START Recorded data

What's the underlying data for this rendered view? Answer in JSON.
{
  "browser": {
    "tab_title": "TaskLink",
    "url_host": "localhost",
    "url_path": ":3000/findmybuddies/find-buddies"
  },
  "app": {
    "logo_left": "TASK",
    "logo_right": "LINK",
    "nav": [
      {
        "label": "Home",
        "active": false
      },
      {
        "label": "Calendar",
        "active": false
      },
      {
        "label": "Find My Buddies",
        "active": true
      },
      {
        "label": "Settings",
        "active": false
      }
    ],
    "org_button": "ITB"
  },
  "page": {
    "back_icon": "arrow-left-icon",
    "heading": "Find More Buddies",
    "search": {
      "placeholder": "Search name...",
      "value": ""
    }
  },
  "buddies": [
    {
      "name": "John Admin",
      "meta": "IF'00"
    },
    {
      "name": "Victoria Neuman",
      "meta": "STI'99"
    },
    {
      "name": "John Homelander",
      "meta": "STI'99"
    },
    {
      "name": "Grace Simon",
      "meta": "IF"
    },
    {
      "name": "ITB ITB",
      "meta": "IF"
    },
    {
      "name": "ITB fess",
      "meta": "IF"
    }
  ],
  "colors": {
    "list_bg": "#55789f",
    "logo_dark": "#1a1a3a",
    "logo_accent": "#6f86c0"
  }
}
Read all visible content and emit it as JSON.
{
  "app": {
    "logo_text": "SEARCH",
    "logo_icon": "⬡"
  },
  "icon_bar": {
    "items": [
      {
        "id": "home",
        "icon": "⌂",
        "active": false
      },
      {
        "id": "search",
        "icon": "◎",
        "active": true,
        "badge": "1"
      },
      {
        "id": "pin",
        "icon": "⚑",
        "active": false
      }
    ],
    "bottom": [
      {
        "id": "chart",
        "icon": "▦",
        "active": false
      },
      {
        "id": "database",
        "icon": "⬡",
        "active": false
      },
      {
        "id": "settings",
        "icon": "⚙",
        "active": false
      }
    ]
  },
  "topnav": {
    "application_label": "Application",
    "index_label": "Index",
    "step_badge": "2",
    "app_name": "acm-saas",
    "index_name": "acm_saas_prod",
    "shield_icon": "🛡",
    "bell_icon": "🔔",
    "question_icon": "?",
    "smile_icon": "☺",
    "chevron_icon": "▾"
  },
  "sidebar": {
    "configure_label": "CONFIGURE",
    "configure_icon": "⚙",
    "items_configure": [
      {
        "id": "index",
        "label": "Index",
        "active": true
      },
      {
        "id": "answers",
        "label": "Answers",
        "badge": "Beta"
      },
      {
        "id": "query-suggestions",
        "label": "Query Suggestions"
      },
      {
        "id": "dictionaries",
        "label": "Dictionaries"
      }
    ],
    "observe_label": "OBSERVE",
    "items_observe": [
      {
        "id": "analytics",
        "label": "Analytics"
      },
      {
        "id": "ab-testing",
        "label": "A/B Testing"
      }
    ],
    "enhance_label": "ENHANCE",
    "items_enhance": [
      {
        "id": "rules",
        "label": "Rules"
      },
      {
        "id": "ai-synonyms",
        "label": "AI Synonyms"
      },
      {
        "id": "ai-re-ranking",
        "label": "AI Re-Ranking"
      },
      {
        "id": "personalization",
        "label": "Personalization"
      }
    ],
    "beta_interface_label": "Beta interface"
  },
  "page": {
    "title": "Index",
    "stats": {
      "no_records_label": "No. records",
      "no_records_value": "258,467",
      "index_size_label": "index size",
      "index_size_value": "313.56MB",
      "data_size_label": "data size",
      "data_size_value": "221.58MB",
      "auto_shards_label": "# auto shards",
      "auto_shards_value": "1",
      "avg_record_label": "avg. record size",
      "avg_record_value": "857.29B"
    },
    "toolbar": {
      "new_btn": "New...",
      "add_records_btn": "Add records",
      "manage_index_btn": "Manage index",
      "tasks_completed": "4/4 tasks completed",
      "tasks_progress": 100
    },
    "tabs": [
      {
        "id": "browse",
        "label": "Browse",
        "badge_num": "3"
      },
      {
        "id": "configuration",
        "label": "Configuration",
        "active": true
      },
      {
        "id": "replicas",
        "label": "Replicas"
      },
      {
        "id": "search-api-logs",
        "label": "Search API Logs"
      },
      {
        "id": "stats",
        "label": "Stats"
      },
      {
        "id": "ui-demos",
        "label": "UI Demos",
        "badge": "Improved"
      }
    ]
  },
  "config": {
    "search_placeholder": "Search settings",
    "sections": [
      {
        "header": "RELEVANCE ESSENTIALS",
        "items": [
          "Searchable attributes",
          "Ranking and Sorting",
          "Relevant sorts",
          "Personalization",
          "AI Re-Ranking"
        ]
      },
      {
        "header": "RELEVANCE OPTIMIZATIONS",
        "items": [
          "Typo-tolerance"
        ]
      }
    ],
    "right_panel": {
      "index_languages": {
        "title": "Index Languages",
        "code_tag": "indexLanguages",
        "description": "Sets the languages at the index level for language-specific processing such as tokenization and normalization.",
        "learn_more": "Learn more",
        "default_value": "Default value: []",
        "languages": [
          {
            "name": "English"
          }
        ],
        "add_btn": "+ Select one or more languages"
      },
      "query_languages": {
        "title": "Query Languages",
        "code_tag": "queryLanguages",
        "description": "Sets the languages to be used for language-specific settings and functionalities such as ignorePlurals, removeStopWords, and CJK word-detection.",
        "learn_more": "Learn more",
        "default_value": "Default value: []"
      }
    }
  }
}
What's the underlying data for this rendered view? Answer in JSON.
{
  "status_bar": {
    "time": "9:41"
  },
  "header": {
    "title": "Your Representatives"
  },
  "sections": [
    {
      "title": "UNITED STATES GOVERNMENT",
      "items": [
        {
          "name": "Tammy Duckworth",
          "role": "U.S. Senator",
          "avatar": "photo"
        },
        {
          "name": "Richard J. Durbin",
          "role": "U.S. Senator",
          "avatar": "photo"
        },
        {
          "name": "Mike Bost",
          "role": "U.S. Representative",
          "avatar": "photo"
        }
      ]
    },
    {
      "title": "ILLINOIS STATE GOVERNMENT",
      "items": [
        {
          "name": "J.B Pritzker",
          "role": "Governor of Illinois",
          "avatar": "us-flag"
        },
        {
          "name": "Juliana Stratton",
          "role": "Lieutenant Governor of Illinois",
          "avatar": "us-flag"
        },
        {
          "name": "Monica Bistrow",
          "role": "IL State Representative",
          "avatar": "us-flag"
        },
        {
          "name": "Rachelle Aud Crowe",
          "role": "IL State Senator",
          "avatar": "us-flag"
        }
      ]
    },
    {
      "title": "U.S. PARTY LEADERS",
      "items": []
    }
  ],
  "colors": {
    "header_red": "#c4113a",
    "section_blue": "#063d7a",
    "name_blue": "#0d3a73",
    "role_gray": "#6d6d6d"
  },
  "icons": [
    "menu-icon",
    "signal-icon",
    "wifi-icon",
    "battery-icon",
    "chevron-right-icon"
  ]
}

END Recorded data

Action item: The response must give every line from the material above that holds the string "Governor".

Solution:
          "role": "Governor of Illinois",
          "role": "Lieutenant Governor of Illinois",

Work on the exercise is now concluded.